Letters From Father Christmas

Father Christmas’ Escapades in The North Pole


Bailee Acreman, Co Editor in Chief

“Letters From Father Christmas” is a collection of letters written by famous author J.R.R. Tolkien, author of The Lord of The Ring Series, and The Hobbit, for his children from Santa Claus, with a few from his secretary elf, Ilbereth. Father Christmas is often helped by a clumsy polar bear, who despite his general thoughtlessness is still very charming. There are goblins that try to attack Father Christmas’ house and burrow underground to steal presents. 


The book may have been written for children, but it is enjoyable for any age. Beyond the fun adventures the characters have, there are underlying messages that anyone would appreciate. One of the longer letters explained Santa’s need to deliver food and clothes to children in need, rather than presents, reflecting the impoverishment of many during the Great Depression. It teaches the children to be thankful for what they do have, even if their stockings are not as full as usual. 


There are plenty of funny and whimsical stories within this long book, and it is a great seasonal read. It has a unique format, and reflects the writing style of Tolkein beautifully, showcasing his artistic talents. 

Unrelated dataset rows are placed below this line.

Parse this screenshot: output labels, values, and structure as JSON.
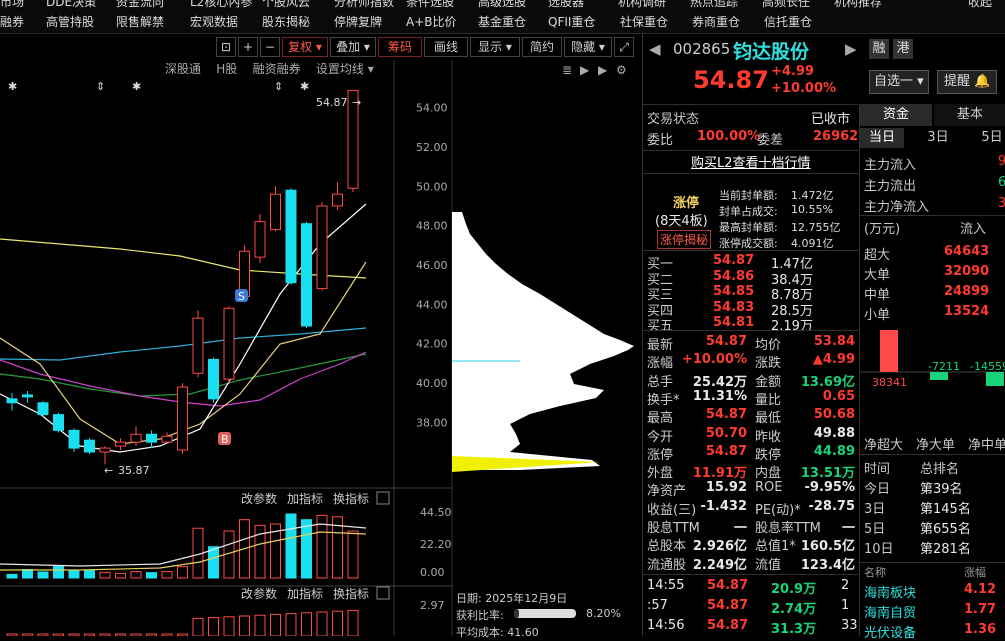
{
  "menu": {
    "row1": [
      "市场",
      "DDE决策",
      "资金流向",
      "L2核心內参",
      "个股风云",
      "分析师指数",
      "条件选股",
      "高级选股",
      "选股器",
      "机构调研",
      "热点追踪",
      "高频长任",
      "机构推荐",
      "收起"
    ],
    "row2": [
      "融券",
      "高管持股",
      "限售解禁",
      "宏观数据",
      "股东揭秘",
      "停牌复牌",
      "A+B比价",
      "基金重仓",
      "QFII重仓",
      "社保重仓",
      "券商重仓",
      "信托重仓"
    ]
  },
  "toolbar": {
    "buttons": [
      "复权",
      "叠加",
      "筹码",
      "画线",
      "显示",
      "简约",
      "隐藏"
    ],
    "sub": [
      "深股通",
      "H股",
      "融资融券",
      "设置均线"
    ]
  },
  "chart": {
    "price_axis": [
      "54.00",
      "52.00",
      "50.00",
      "48.00",
      "46.00",
      "44.00",
      "42.00",
      "40.00",
      "38.00"
    ],
    "high_label": "54.87",
    "low_label": "35.87",
    "sub1_axis": [
      "44.50",
      "22.20",
      "0.00"
    ],
    "sub2_axis": [
      "2.97"
    ],
    "sub_buttons": [
      "改参数",
      "加指标",
      "换指标"
    ],
    "info_date": "日期: 2025年12月9日",
    "info_profit_label": "获利比率:",
    "info_profit": "8.20%",
    "info_avg": "平均成本: 41.60",
    "marker_s": "S",
    "marker_b": "B"
  },
  "chart_data": {
    "type": "candlestick",
    "title": "",
    "ylim": [
      36.5,
      55.5
    ],
    "candles": [
      {
        "o": 39.2,
        "c": 39.0,
        "h": 39.5,
        "l": 38.6
      },
      {
        "o": 39.4,
        "c": 39.3,
        "h": 39.6,
        "l": 39.0
      },
      {
        "o": 39.0,
        "c": 38.4,
        "h": 39.1,
        "l": 38.3
      },
      {
        "o": 38.4,
        "c": 37.6,
        "h": 38.5,
        "l": 37.5
      },
      {
        "o": 37.6,
        "c": 36.7,
        "h": 37.7,
        "l": 36.5
      },
      {
        "o": 37.1,
        "c": 36.5,
        "h": 37.2,
        "l": 36.4
      },
      {
        "o": 36.5,
        "c": 36.7,
        "h": 36.8,
        "l": 35.87
      },
      {
        "o": 36.8,
        "c": 37.0,
        "h": 37.2,
        "l": 36.6
      },
      {
        "o": 37.0,
        "c": 37.4,
        "h": 37.8,
        "l": 36.8
      },
      {
        "o": 37.4,
        "c": 37.0,
        "h": 37.6,
        "l": 36.7
      },
      {
        "o": 37.0,
        "c": 37.3,
        "h": 37.5,
        "l": 36.9
      },
      {
        "o": 36.6,
        "c": 39.8,
        "h": 40.0,
        "l": 36.4
      },
      {
        "o": 40.5,
        "c": 43.3,
        "h": 43.7,
        "l": 40.3
      },
      {
        "o": 41.2,
        "c": 39.2,
        "h": 41.3,
        "l": 39.0
      },
      {
        "o": 40.2,
        "c": 43.8,
        "h": 43.9,
        "l": 40.0
      },
      {
        "o": 44.4,
        "c": 46.7,
        "h": 47.0,
        "l": 44.2
      },
      {
        "o": 46.4,
        "c": 48.2,
        "h": 48.6,
        "l": 46.1
      },
      {
        "o": 47.8,
        "c": 49.6,
        "h": 50.0,
        "l": 47.7
      },
      {
        "o": 49.8,
        "c": 45.1,
        "h": 49.9,
        "l": 45.0
      },
      {
        "o": 48.1,
        "c": 42.9,
        "h": 48.2,
        "l": 42.8
      },
      {
        "o": 44.8,
        "c": 49.0,
        "h": 49.2,
        "l": 44.7
      },
      {
        "o": 49.0,
        "c": 49.6,
        "h": 50.2,
        "l": 48.8
      },
      {
        "o": 49.9,
        "c": 54.87,
        "h": 54.87,
        "l": 49.7
      }
    ],
    "volumes": [
      2.5,
      6.0,
      4.2,
      8.5,
      5.0,
      5.5,
      4.0,
      3.2,
      4.5,
      3.8,
      4.5,
      8.0,
      35.0,
      22.0,
      33.0,
      41.0,
      37.0,
      38.0,
      45.0,
      41.0,
      44.0,
      43.0,
      33.0
    ]
  },
  "stock": {
    "code": "002865",
    "name": "钧达股份",
    "price": "54.87",
    "change": "+4.99",
    "pct": "+10.00%",
    "tag1": "融",
    "tag2": "港",
    "btn_self": "自选一",
    "btn_remind": "提醒"
  },
  "quote": {
    "status_label": "交易状态",
    "status": "已收市",
    "wb_label": "委比",
    "wb": "100.00%",
    "wc_label": "委差",
    "wc": "26962",
    "l2": "购买L2查看十档行情",
    "limit_tag": "涨停",
    "limit_sub": "(8天4板)",
    "limit_secret": "涨停揭秘",
    "seal": [
      [
        "当前封单额:",
        "1.472亿"
      ],
      [
        "封单占成交:",
        "10.55%"
      ],
      [
        "最高封单额:",
        "12.755亿"
      ],
      [
        "涨停成交额:",
        "4.091亿"
      ]
    ],
    "bids": [
      [
        "买一",
        "54.87",
        "1.47亿"
      ],
      [
        "买二",
        "54.86",
        "38.4万"
      ],
      [
        "买三",
        "54.85",
        "8.78万"
      ],
      [
        "买四",
        "54.83",
        "28.5万"
      ],
      [
        "买五",
        "54.81",
        "2.19万"
      ]
    ],
    "stats": [
      [
        "最新",
        "54.87",
        "均价",
        "53.84"
      ],
      [
        "涨幅",
        "+10.00%",
        "涨跌",
        "▲4.99"
      ],
      [
        "总手",
        "25.42万",
        "金额",
        "13.69亿"
      ],
      [
        "换手*",
        "11.31%",
        "量比",
        "0.65"
      ],
      [
        "最高",
        "54.87",
        "最低",
        "50.68"
      ],
      [
        "今开",
        "50.70",
        "昨收",
        "49.88"
      ],
      [
        "涨停",
        "54.87",
        "跌停",
        "44.89"
      ],
      [
        "外盘",
        "11.91万",
        "内盘",
        "13.51万"
      ],
      [
        "净资产",
        "15.92",
        "ROE",
        "-9.95%"
      ],
      [
        "收益(三)",
        "-1.432",
        "PE(动)*",
        "-28.75"
      ],
      [
        "股息TTM",
        "一",
        "股息率TTM",
        "一"
      ],
      [
        "总股本",
        "2.926亿",
        "总值1*",
        "160.5亿"
      ],
      [
        "流通股",
        "2.249亿",
        "流值",
        "123.4亿"
      ]
    ],
    "ticks": [
      [
        "14:55",
        "54.87",
        "20.9万",
        "2"
      ],
      [
        ":57",
        "54.87",
        "2.74万",
        "1"
      ],
      [
        "14:56",
        "54.87",
        "31.3万",
        "33"
      ]
    ]
  },
  "fund": {
    "tabs": [
      "资金",
      "基本"
    ],
    "periods": [
      "当日",
      "3日",
      "5日"
    ],
    "flows": [
      [
        "主力流入",
        "9"
      ],
      [
        "主力流出",
        "6"
      ],
      [
        "主力净流入",
        "3"
      ]
    ],
    "unit": "(万元)",
    "in_label": "流入",
    "sizes": [
      [
        "超大",
        "64643"
      ],
      [
        "大单",
        "32090"
      ],
      [
        "中单",
        "24899"
      ],
      [
        "小单",
        "13524"
      ]
    ],
    "bars": [
      "38341",
      "-7211",
      "-14559"
    ],
    "bar_labels": [
      "净超大",
      "净大单",
      "净中单"
    ],
    "rank_head": [
      "时间",
      "总排名"
    ],
    "ranks": [
      [
        "今日",
        "第39名"
      ],
      [
        "3日",
        "第145名"
      ],
      [
        "5日",
        "第655名"
      ],
      [
        "10日",
        "第281名"
      ]
    ],
    "sector_head": [
      "名称",
      "涨幅"
    ],
    "sectors": [
      [
        "海南板块",
        "4.12"
      ],
      [
        "海南自贸",
        "1.77"
      ],
      [
        "光伏设备",
        "1.36"
      ]
    ]
  }
}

“Here we are again! Bless me, I believe I said that before—but after all you don’t want Christmas to be different each year, do you?”